Ever wondered how to avoid overtraining while training for multiple triathlons?
Today I want to share with you a question that was asked by team member Mandy who is training for several triathlons this year.
The situation is that she has entered six triathlons, all about 3 weeks apart. I hope that you find this article useful Mandy, and that other readers do too.
I did a couple of Olympic triathlons last year and have signed up for six this year. They are more or less every three weeks during the season. I can get to the standard of doing one but I was more interested in how exactly I should train between them. I know rest after one is important but how do you keep your fitness up and rest too so you are ready for the next one.
Thank you. Best wishes
How To Avoid Overtraining And The Risk Of Burning Out
I’ve done this in the past, and I know many other people who have burned out through over-training and racing for several months on end.
Remembering we are ‘real life’ triathletes train for a triathlon alongside jobs and families that are a demand on our time, and our recovery time is often spent burning the candle at both ends.
To compound this our nutrition is often suboptimal due to the nature of our lifestyles. Are you too busy to cook or plan your eating properly?
Triathlon training is a balance of overloading your body and recovery.
While it is important to stress your body in order to elicit an adaptation response (we get fitter) it is also important to allow for the recovery and not to overcook it.
If we train and race beyond our means for too long and without adequate recovery time we can enter the valley of fatigue and even over-training.
How To Tell If You’re Overtraining
Over-training exhibits itself differently for everyone, and there are a whole host of symptoms.
One of the fundamental principles of training is the SAID principle, and specific adaptation to imposed demand.
While we keep getting adaptation, we keep seeing results. However on the other side of the coin is another principle called GAS or general adaptive syndrome. This along with other factors can lead to reduced performance, a plateau in adaptation and can lead to over training.
Symptoms Of Overtraining
Symptoms of GAS and overtraining are as follows (not an exhaustive list, but pay close attention to your own tell-tale signs):
- Monotony and boredom
- Lost enthusiasm for exercise
- Ill health from colds to more serious problems
- Reduced performance
- Slow recovery from training – aching more than usual
- Lowered libido
- Interrupted sleep
- Low mood in general life
- Inability to concentrate on training… the list goes on
Avoid Overtraining To Keep Getting results
If you have a series of triathlon races lined up, it is easy to fall into the over training trap.

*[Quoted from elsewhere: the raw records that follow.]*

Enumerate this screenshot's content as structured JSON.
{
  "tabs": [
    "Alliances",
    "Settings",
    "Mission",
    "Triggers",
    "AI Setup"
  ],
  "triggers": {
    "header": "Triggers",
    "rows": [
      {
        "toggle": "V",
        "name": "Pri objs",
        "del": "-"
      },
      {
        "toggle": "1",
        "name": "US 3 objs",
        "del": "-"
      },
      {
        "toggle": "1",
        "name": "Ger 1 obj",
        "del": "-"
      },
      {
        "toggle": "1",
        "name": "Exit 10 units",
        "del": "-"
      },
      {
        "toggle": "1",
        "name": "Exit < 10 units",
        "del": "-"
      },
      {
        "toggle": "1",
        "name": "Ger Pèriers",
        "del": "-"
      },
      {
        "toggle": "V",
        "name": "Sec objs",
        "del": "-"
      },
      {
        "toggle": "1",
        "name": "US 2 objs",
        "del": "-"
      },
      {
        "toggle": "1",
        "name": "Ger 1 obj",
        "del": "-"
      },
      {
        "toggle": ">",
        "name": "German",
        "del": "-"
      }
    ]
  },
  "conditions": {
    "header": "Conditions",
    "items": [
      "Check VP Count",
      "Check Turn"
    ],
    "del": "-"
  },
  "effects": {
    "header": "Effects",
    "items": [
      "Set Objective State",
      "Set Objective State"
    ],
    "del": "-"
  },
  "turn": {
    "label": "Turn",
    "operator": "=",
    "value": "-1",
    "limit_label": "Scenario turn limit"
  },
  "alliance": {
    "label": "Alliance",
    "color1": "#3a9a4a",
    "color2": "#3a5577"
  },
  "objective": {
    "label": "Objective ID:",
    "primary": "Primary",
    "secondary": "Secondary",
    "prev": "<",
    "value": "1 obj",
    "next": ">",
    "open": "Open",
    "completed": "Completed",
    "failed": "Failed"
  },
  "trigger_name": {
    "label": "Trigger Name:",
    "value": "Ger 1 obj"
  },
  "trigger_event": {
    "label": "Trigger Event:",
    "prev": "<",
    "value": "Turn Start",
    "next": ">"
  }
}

That said, it is also easy to avoid the pitfalls above with proper planning. Here are ten top tips for you to keep gaining:
- Take a recovery drink immediately after your race or toughest training sessions. Include a ratio of 2:1 carbohydrate to protein, and ensure you ingest a proper meal within a couple of hours after the race.
- If you are female ensure you are not iron deficient – get tested by your doctor, or check for colour in gums, eyelids and under finger nails.
- I always recommend planning a nutrient dense diet of real foods, cooking from scratch and using ‘one ingredient foods’ wherever possible. Include protein at every meal, and carbohydrates around your training and racing.
- Once you have planned and implemented a good real food diet, which includes lots of water, consider supplementing with the following: Multivitamin and mineral supplement, probiotics with pectin, omega 3 with high levels of EPA and DHA.
- I’d keep the sessions between races quality but short – so keep at or over race pace, but duration short. You will benefit from interval training sessions, which will save you time, are more effective, and will allow you more time to recover afterwards.
- Prioritize your races with a couple of main events, and use others as ‘race rehearsals’ gaining valuable experience in transition, pacing, running off the bike and swimming open water on groups whilst drafting and navigating.
- If you are racing regularly, you may benefit from a mid season ‘break’ from training and racing. Schedule one in before it is enforced by illness or injury, or even boredom.
- Adapt your lifestyle to enhance recovery. Don’t overdo the alcohol. Take your sleep very seriously. And if you are being taken in all directions with other commitments, it is ok to skip sessions on occasion, but don’t try to play catch up.
- If you do feel bored or tired mid season, try a different training session or sport for a week. Mountain biking, xc running, even mix up your weights and gym routine.
- We as triathletes are often endurance addicts, going long and slow in training. It is a bit of a culture in triathlon and running that volume counts, and hours count, but this is wrong. Intensity counts. If you grabbed my free triathlon training program (find it and subscribe in the sidebar or the home page of this website) you’ll have watched the video of me explaining how you can get fitter in 4minutes than in 60minutes, increase your fitness by 28% and save so much time! If you don’t already, get interval training, and reap the rewards.
Your Triathlon Training Plan
I hope this helps you all, and I hope you have a brilliant summer of triathlon racing. If you want more detailed advice, my triathlon training plans are packed with tips, and are flexible – designed for busy people.
They include mindset, planning, nutrition, training and racing tips, and are literally zero guesswork, no gimmick and no technical knowledge necessary.
In the mean time let me know if you have any questions about how to avoid overtraining, and if you liked this post, please share it and like Facebook and Twitter.
Happy training, Nico.